## [What is being asked]
Each record is to be printed again precisely as it reads.

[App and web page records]
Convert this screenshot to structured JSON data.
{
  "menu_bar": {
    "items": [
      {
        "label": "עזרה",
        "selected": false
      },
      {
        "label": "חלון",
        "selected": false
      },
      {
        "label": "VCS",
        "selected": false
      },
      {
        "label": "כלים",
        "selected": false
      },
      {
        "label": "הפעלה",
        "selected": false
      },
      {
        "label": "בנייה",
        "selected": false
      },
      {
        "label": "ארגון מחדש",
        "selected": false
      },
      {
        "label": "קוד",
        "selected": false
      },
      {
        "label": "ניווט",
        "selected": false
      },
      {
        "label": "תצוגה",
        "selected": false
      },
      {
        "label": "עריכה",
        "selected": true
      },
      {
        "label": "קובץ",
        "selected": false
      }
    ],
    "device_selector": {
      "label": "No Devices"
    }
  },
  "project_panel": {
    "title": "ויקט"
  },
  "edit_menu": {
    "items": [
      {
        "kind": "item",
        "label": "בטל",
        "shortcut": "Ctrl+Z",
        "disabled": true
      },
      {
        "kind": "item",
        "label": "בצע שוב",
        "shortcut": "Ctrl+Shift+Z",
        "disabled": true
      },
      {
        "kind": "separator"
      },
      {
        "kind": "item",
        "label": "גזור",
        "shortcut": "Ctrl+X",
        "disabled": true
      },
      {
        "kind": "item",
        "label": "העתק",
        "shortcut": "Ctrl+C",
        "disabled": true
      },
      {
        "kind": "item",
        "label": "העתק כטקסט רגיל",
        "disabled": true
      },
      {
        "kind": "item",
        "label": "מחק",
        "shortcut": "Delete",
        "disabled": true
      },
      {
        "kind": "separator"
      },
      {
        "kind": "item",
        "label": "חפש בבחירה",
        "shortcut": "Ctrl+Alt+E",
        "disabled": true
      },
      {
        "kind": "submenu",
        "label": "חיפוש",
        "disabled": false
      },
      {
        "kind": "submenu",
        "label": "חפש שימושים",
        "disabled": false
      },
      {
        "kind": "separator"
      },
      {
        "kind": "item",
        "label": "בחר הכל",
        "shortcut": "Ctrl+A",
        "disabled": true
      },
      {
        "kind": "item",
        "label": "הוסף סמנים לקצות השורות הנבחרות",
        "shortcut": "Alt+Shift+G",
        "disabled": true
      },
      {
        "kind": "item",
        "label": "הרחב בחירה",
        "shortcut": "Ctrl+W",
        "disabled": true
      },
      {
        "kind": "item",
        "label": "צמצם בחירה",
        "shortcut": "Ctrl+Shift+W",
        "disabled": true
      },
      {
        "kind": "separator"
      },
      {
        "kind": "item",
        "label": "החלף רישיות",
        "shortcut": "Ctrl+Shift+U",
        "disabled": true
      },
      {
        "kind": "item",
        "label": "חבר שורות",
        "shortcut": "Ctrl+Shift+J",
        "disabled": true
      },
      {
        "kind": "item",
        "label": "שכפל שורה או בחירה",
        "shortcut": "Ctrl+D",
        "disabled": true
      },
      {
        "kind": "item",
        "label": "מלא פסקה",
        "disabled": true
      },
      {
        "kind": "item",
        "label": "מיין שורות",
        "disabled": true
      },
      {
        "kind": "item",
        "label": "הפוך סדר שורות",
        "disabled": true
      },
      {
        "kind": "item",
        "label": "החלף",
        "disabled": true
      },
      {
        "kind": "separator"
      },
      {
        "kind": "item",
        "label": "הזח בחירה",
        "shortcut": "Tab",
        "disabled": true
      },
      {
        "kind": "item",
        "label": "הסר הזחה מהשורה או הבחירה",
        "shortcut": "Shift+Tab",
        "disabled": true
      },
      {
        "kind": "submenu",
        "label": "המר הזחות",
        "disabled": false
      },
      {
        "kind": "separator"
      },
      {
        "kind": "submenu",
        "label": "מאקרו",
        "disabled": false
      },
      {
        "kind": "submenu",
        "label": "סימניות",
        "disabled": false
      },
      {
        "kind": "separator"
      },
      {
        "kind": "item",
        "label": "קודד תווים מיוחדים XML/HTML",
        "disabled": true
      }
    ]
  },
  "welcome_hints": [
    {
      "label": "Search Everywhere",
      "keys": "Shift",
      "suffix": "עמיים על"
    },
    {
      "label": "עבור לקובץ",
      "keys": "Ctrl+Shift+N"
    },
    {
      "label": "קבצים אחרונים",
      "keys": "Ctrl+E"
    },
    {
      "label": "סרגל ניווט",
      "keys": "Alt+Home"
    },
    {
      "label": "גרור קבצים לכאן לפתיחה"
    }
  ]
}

## [Task output]
Convert this screenshot to structured JSON data.
{
  "menu_bar": {
    "items": [
      {
        "label": "עזרה",
        "selected": false
      },
      {
        "label": "חלון",
        "selected": false
      },
      {
        "label": "VCS",
        "selected": false
      },
      {
        "label": "כלים",
        "selected": false
      },
      {
        "label": "הפעלה",
        "selected": false
      },
      {
        "label": "בנייה",
        "selected": false
      },
      {
        "label": "ארגון מחדש",
        "selected": false
      },
      {
        "label": "קוד",
        "selected": false
      },
      {
        "label": "ניווט",
        "selected": false
      },
      {
        "label": "תצוגה",
        "selected": false
      },
      {
        "label": "עריכה",
        "selected": true
      },
      {
        "label": "קובץ",
        "selected": false
      }
    ],
    "device_selector": {
      "label": "No Devices"
    }
  },
  "project_panel": {
    "title": "ויקט"
  },
  "edit_menu": {
    "items": [
      {
        "kind": "item",
        "label": "בטל",
        "shortcut": "Ctrl+Z",
        "disabled": true
      },
      {
        "kind": "item",
        "label": "בצע שוב",
        "shortcut": "Ctrl+Shift+Z",
        "disabled": true
      },
      {
        "kind": "separator"
      },
      {
        "kind": "item",
        "label": "גזור",
        "shortcut": "Ctrl+X",
        "disabled": true
      },
      {
        "kind": "item",
        "label": "העתק",
        "shortcut": "Ctrl+C",
        "disabled": true
      },
      {
        "kind": "item",
        "label": "העתק כטקסט רגיל",
        "disabled": true
      },
      {
        "kind": "item",
        "label": "מחק",
        "shortcut": "Delete",
        "disabled": true
      },
      {
        "kind": "separator"
      },
      {
        "kind": "item",
        "label": "חפש בבחירה",
        "shortcut": "Ctrl+Alt+E",
        "disabled": true
      },
      {
        "kind": "submenu",
        "label": "חיפוש",
        "disabled": false
      },
      {
        "kind": "submenu",
        "label": "חפש שימושים",
        "disabled": false
      },
      {
        "kind": "separator"
      },
      {
        "kind": "item",
        "label": "בחר הכל",
        "shortcut": "Ctrl+A",
        "disabled": true
      },
      {
        "kind": "item",
        "label": "הוסף סמנים לקצות השורות הנבחרות",
        "shortcut": "Alt+Shift+G",
        "disabled": true
      },
      {
        "kind": "item",
        "label": "הרחב בחירה",
        "shortcut": "Ctrl+W",
        "disabled": true
      },
      {
        "kind": "item",
        "label": "צמצם בחירה",
        "shortcut": "Ctrl+Shift+W",
        "disabled": true
      },
      {
        "kind": "separator"
      },
      {
        "kind": "item",
        "label": "החלף רישיות",
        "shortcut": "Ctrl+Shift+U",
        "disabled": true
      },
      {
        "kind": "item",
        "label": "חבר שורות",
        "shortcut": "Ctrl+Shift+J",
        "disabled": true
      },
      {
        "kind": "item",
        "label": "שכפל שורה או בחירה",
        "shortcut": "Ctrl+D",
        "disabled": true
      },
      {
        "kind": "item",
        "label": "מלא פסקה",
        "disabled": true
      },
      {
        "kind": "item",
        "label": "מיין שורות",
        "disabled": true
      },
      {
        "kind": "item",
        "label": "הפוך סדר שורות",
        "disabled": true
      },
      {
        "kind": "item",
        "label": "החלף",
        "disabled": true
      },
      {
        "kind": "separator"
      },
      {
        "kind": "item",
        "label": "הזח בחירה",
        "shortcut": "Tab",
        "disabled": true
      },
      {
        "kind": "item",
        "label": "הסר הזחה מהשורה או הבחירה",
        "shortcut": "Shift+Tab",
        "disabled": true
      },
      {
        "kind": "submenu",
        "label": "המר הזחות",
        "disabled": false
      },
      {
        "kind": "separator"
      },
      {
        "kind": "submenu",
        "label": "מאקרו",
        "disabled": false
      },
      {
        "kind": "submenu",
        "label": "סימניות",
        "disabled": false
      },
      {
        "kind": "separator"
      },
      {
        "kind": "item",
        "label": "קודד תווים מיוחדים XML/HTML",
        "disabled": true
      }
    ]
  },
  "welcome_hints": [
    {
      "label": "Search Everywhere",
      "keys": "Shift",
      "suffix": "עמיים על"
    },
    {
      "label": "עבור לקובץ",
      "keys": "Ctrl+Shift+N"
    },
    {
      "label": "קבצים אחרונים",
      "keys": "Ctrl+E"
    },
    {
      "label": "סרגל ניווט",
      "keys": "Alt+Home"
    },
    {
      "label": "גרור קבצים לכאן לפתיחה"
    }
  ]
}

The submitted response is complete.